MARK CARNEY TO EXPLAIN (OUR LACK OF) INFLATION
Yesterday’s European trading session kicked off with manufacturing and services PMI reports beating expectations, with the manufacturing reading coming in at 52.8 versus a 52.3 consensus and the services reading printing at 54.6 versus a 54.2 consensus. The manufacturing reading was the highest since April 2014, while the services report, incredibly, saw its highest headline number in four and a half years.
European Central Bank (ECB) policymakers have been unanimous in suggesting that the Central Bank is leaning towards expanding its stimulus program in order to fight deflation and as such – when taking a broader view – the Euro has not benefited versus Sterling or Dollar.
Despite underwhelming economic data out of the US economy yesterday, including a drop in the PMI reading for Nov from 54.1 to 52.6, the Dollar remains bullish in light of the possible Federal Reserve December rate hike. Today’s release of the Q3 Gross Domestic Product report could also support the Dollar bulls with there being an expectation for an upward revision in growth.
Analysts’ best forecasts are suggesting that the US economy has grown by a further 0.5% for the year to date, bringing the overall figure up from 1.5% to 2%. It is clear to see that these predictions are weighted in the Dollar’s favour and create strong hints toward a recovery, whilst also boosting the appeal of backing the Dollar as a direct result of the Federal Reserve’s readiness to hike interest rates.
Sterling began the week on the back foot as the economic calendar remained empty of any data releases from the UK. Verus the Euro, the Pound ran into some selling interest at a level just shy of a big psychological figure, causing the pair to retrace its steps from last week.
It would seem that some market participants are beginning to fear the potential of a Brexit and that was reflected in GBP/USD yesterday. The pair reached renewed two-week lows after the results of an opinion poll were released, suggesting that a UK exit from the EU will increase the political risk premium, thus providing negative Sterling price action and providing good value volatility for traders.
It seems that the market is trading with an air of caution around the Pound ahead of today’s Bank of England testimony to the Treasury Select committee as many expect the Bank to shy away from forecasting policy tightening. Should Bank of England Governor Mark Carney give any suggestion on forward guidance, we can expect price action to occur accordingly.

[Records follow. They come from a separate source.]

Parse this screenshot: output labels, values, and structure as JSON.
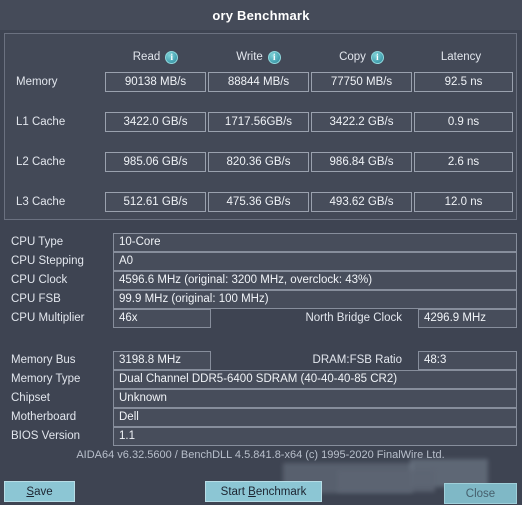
{
  "window": {
    "title": "ory Benchmark"
  },
  "benchmark": {
    "columns": [
      {
        "label": "Read",
        "icon": "info-icon",
        "has_info": true
      },
      {
        "label": "Write",
        "icon": "info-icon",
        "has_info": true
      },
      {
        "label": "Copy",
        "icon": "info-icon",
        "has_info": true
      },
      {
        "label": "Latency",
        "icon": "",
        "has_info": false
      }
    ],
    "info_glyph": "i",
    "rows": [
      {
        "label": "Memory",
        "read": "90138 MB/s",
        "write": "88844 MB/s",
        "copy": "77750 MB/s",
        "latency": "92.5 ns"
      },
      {
        "label": "L1 Cache",
        "read": "3422.0 GB/s",
        "write": "1717.56GB/s",
        "copy": "3422.2 GB/s",
        "latency": "0.9 ns"
      },
      {
        "label": "L2 Cache",
        "read": "985.06 GB/s",
        "write": "820.36 GB/s",
        "copy": "986.84 GB/s",
        "latency": "2.6 ns"
      },
      {
        "label": "L3 Cache",
        "read": "512.61 GB/s",
        "write": "475.36 GB/s",
        "copy": "493.62 GB/s",
        "latency": "12.0 ns"
      }
    ]
  },
  "system": {
    "cpu_type_label": "CPU Type",
    "cpu_type_value": "10-Core",
    "cpu_stepping_label": "CPU Stepping",
    "cpu_stepping_value": "A0",
    "cpu_clock_label": "CPU Clock",
    "cpu_clock_value": "4596.6 MHz  (original: 3200 MHz, overclock: 43%)",
    "cpu_fsb_label": "CPU FSB",
    "cpu_fsb_value": "99.9 MHz  (original: 100 MHz)",
    "cpu_multiplier_label": "CPU Multiplier",
    "cpu_multiplier_value": "46x",
    "north_bridge_label": "North Bridge Clock",
    "north_bridge_value": "4296.9 MHz",
    "memory_bus_label": "Memory Bus",
    "memory_bus_value": "3198.8 MHz",
    "dram_fsb_label": "DRAM:FSB Ratio",
    "dram_fsb_value": "48:3",
    "memory_type_label": "Memory Type",
    "memory_type_value": "Dual Channel DDR5-6400 SDRAM  (40-40-40-85 CR2)",
    "chipset_label": "Chipset",
    "chipset_value": "Unknown",
    "motherboard_label": "Motherboard",
    "motherboard_value": "Dell",
    "bios_label": "BIOS Version",
    "bios_value": "1.1"
  },
  "version": {
    "text": "AIDA64 v6.32.5600 / BenchDLL 4.5.841.8-x64  (c) 1995-2020 FinalWire Ltd."
  },
  "footer": {
    "save_label": "Save",
    "save_accel": "S",
    "start_label": "Start Benchmark",
    "start_accel": "B",
    "close_label": "Close"
  },
  "colors": {
    "background": "#3e4452",
    "panel": "#434957",
    "field": "#474d5b",
    "border": "#878e9c",
    "text": "#e2e6ed",
    "button": "#8cc6d4",
    "info_icon": "#4aa6b4"
  }
}
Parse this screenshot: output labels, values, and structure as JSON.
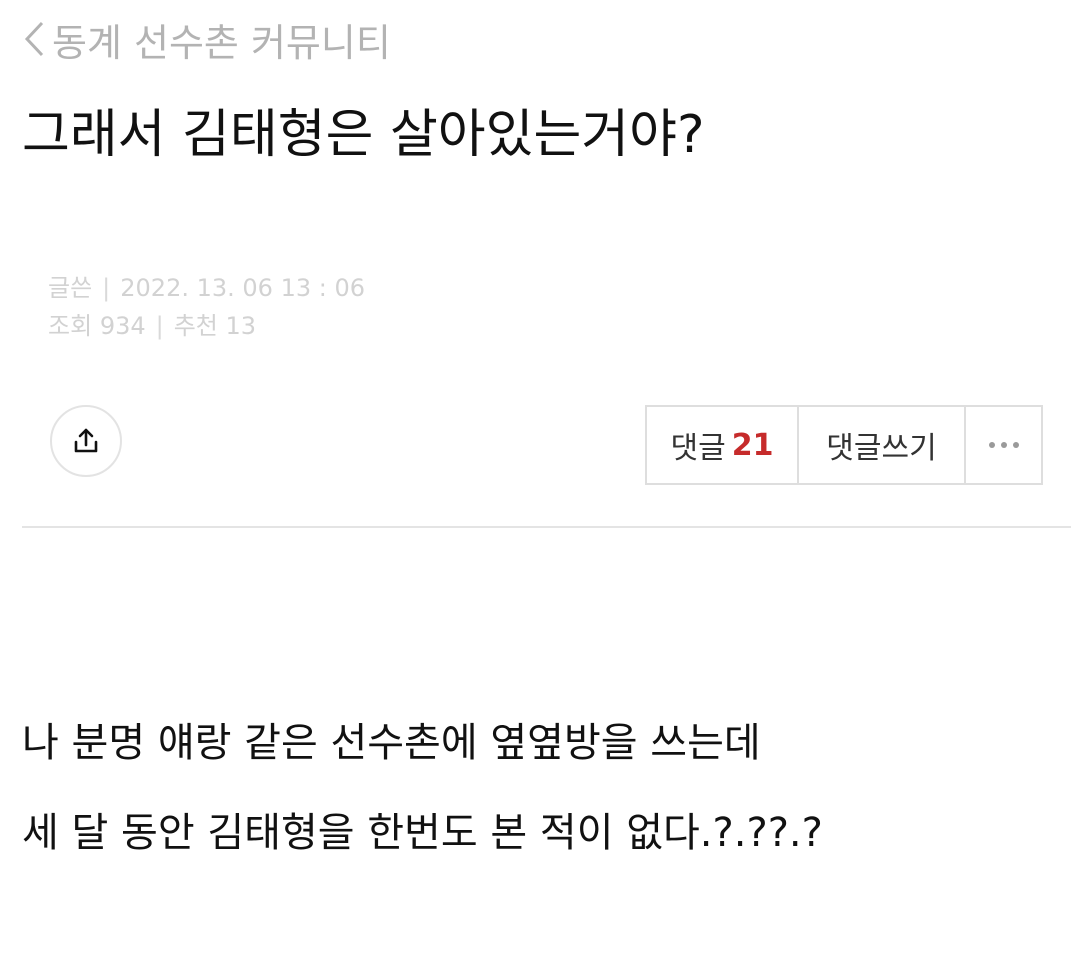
{
  "nav": {
    "back_label": "동계 선수촌 커뮤니티"
  },
  "post": {
    "title": "그래서 김태형은 살아있는거야?",
    "meta": {
      "author_label": "글쓴",
      "date": "2022. 13. 06 13 : 06",
      "views_label": "조회",
      "views": "934",
      "recommend_label": "추천",
      "recommend": "13"
    },
    "body": [
      "나 분명 얘랑 같은 선수촌에 옆옆방을 쓰는데",
      "세 달 동안 김태형을 한번도 본 적이 없다.?.??.?"
    ]
  },
  "actions": {
    "comments_label": "댓글",
    "comments_count": "21",
    "write_comment_label": "댓글쓰기"
  },
  "icons": {
    "back": "chevron-left-icon",
    "share": "share-icon",
    "more": "more-horizontal-icon"
  },
  "colors": {
    "accent_count": "#c62b2b",
    "muted_text": "#d2d2d2",
    "nav_text": "#b3b3b3",
    "border": "#dedede"
  }
}
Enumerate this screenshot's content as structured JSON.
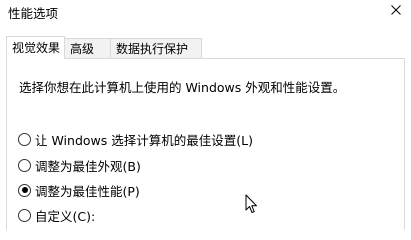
{
  "window": {
    "title": "性能选项"
  },
  "tabs": [
    {
      "label": "视觉效果",
      "active": true
    },
    {
      "label": "高级",
      "active": false
    },
    {
      "label": "数据执行保护",
      "active": false
    }
  ],
  "visual_effects": {
    "description": "选择你想在此计算机上使用的 Windows 外观和性能设置。",
    "options": [
      {
        "label": "让 Windows 选择计算机的最佳设置(L)",
        "checked": false
      },
      {
        "label": "调整为最佳外观(B)",
        "checked": false
      },
      {
        "label": "调整为最佳性能(P)",
        "checked": true
      },
      {
        "label": "自定义(C):",
        "checked": false
      }
    ]
  },
  "icons": {
    "close": "close-icon",
    "cursor": "mouse-pointer-icon"
  }
}
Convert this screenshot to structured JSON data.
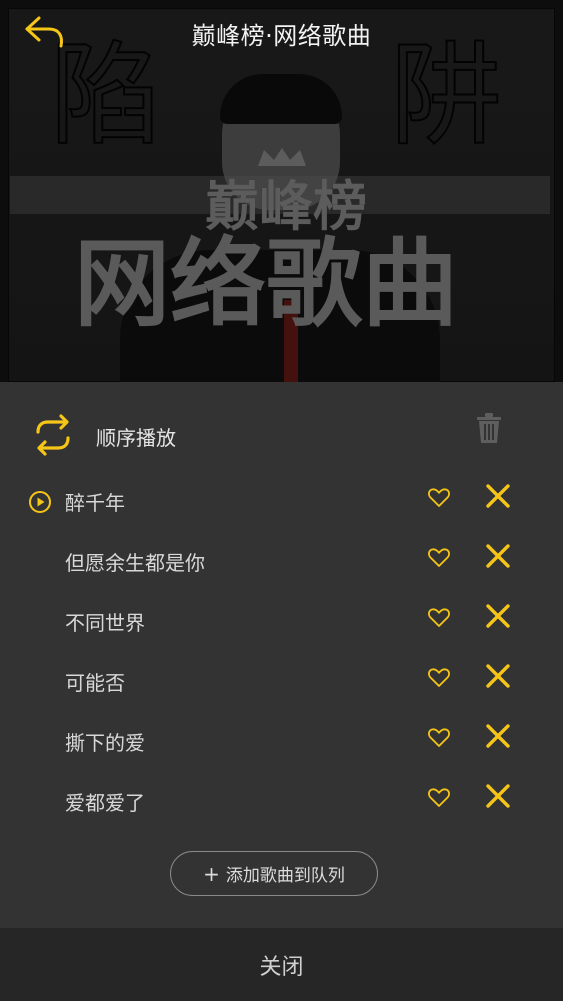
{
  "header": {
    "title": "巅峰榜·网络歌曲",
    "back_icon": "back-arrow-icon"
  },
  "cover": {
    "logo_text": "巅峰榜",
    "big_title": "网络歌曲",
    "left_char": "陷",
    "right_char": "阱"
  },
  "playlist": {
    "mode_label": "顺序播放",
    "mode_icon": "repeat-icon",
    "trash_icon": "trash-icon",
    "songs": [
      {
        "title": "醉千年",
        "playing": true
      },
      {
        "title": "但愿余生都是你",
        "playing": false
      },
      {
        "title": "不同世界",
        "playing": false
      },
      {
        "title": "可能否",
        "playing": false
      },
      {
        "title": "撕下的爱",
        "playing": false
      },
      {
        "title": "爱都爱了",
        "playing": false
      }
    ],
    "add_button_label": "添加歌曲到队列",
    "add_button_icon": "+"
  },
  "footer": {
    "close_label": "关闭"
  },
  "colors": {
    "accent": "#f5c518",
    "panel_bg": "#333333",
    "footer_bg": "#262626",
    "text": "#d8d8d8"
  }
}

Data to watch: 7am German GDP. 10am UK Inflation Report Hearing. 1.30pm US GDP & Personal Consumption Expenditures.